Heading into COVID-19 lockdown in March ignited an unprecedented time for facility managers—changing them both professionally and personally.
Businesses had to react quickly— setting guidelines to ensure ongoing activities as well as the safety of their employees and customers. Facility managers’ core competencies, knowledge, strategic and tactical skills acquired during FM education and training have instinctively come into play for those working on-site or remotely. Facility staff had to up their game—ensuring enhanced safety measures were in place to handle physical distancing and that security and sanitization aligned with different employee work hours and business hours of operation.
Potential weaknesses also surfaced along the way, some requiring attention as we move into workplace re-entry. As such, now is an opportune time to validate and/or assess a FMs expected skill set.
HARD SKILLS, SOFT SKILLS
Skill, the ability to do something well and to perform an activity in a competent manner, includes both hard (technical) and soft (habits or personality traits) expertise. Facility managers should first ask what skills need to be enhanced or improved, looking at situations that could have been handled differently or better.
FM hard skills were evident during the pandemic, ensuring that the continuous maintenance, safety and security measures were in place and/or implemented and in compliance with the Ontario Health and Safety Act (OHSA), and also crucial renovation and/or construction projects were proceeding that followed strict COVID-19 protocols.

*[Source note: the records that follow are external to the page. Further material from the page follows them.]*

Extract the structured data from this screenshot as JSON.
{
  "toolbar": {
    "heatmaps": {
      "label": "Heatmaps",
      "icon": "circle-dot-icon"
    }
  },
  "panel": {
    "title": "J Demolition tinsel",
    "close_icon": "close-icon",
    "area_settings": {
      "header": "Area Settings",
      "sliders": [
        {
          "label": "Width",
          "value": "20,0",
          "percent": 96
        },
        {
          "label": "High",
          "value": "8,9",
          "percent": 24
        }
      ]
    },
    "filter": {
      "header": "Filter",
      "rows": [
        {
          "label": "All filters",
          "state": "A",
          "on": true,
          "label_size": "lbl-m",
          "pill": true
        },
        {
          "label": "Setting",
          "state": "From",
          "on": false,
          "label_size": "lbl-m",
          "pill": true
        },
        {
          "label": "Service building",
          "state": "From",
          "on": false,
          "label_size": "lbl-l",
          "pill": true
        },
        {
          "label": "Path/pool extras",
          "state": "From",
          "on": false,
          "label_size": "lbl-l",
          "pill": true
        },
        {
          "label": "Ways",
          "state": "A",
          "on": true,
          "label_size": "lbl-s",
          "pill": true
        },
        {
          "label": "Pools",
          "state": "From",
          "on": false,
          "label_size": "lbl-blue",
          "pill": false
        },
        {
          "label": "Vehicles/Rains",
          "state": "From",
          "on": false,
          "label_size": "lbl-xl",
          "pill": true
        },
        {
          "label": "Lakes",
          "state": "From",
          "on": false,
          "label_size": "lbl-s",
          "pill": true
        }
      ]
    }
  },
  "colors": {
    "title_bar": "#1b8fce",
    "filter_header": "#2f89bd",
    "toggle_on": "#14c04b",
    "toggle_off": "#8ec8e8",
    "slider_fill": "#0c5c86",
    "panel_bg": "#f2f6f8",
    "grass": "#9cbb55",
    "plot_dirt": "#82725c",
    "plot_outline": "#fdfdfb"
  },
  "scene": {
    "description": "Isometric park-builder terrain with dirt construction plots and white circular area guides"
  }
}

FMs took the opportunity to rise up as leaders, overseeing the physical plant and employee and customer experience. Intuitively, these skills ramped up very quickly.
Lagging behind during the pandemic were soft skills, such as communication (oral or written), team work (group settings in the workplace to accomplish tasks quickly and effectively), adaptability and flexibility (related to embracing and rolling with change), and interpersonal skills (to interact and communicate with co-workers, management and customers).
LESSONS LEARNED ALONG THE WAY
Ongoing communication with management and staff is crucial during the pandemic. Changes in work routines—working from home and varying work hours— posed challenges for companies trying to stay abreast of the latest news and government directives. Staying connected with current messages and directions about service expectations was an obstacle as the workforce moved homebound. The lack of technology, equipment and systems and family life hindered regular contact.
Teamwork and collaboration required some new innovative ways to seek team input and ideas online (e.g. video conferencing) versus the traditional round table discussion at the workplace.
Survival mode was a quick adjustment for many—remembering that not everyone is able to adapt to change quickly. Many were seeking out a process and guidance to make it through the pandemic.
Interaction with co-workers was based on priority and regular communication was minimal. Social distancing placed restrictions for groups to gather face-to-face. The interaction proved to be a stimulus for productivity and generating ideas.
Looking back, FMs should review what worked during the pandemic, what skills were missing or weaker than anticipated and any lessons learned to improve business operations. It is critical that FMs be part of a back-to-work strategy to voice their ideas, suggestions and areas for improvement that can all be applied going forward.
As we move into reopening, FMs are in high demand to ensure that buildings are safe for internal and external stakeholders. FMs need to take charge and remain strong—showing the key skills and knowledge FMs bring to various businesses.
Now is the time to shine— lifting companies up and into an unpredictable future in need of strategic leadership from FM professionals.
Published in the July/August 2020 edition of CFM&D.
Owner at AMFM Consulting Group Inc.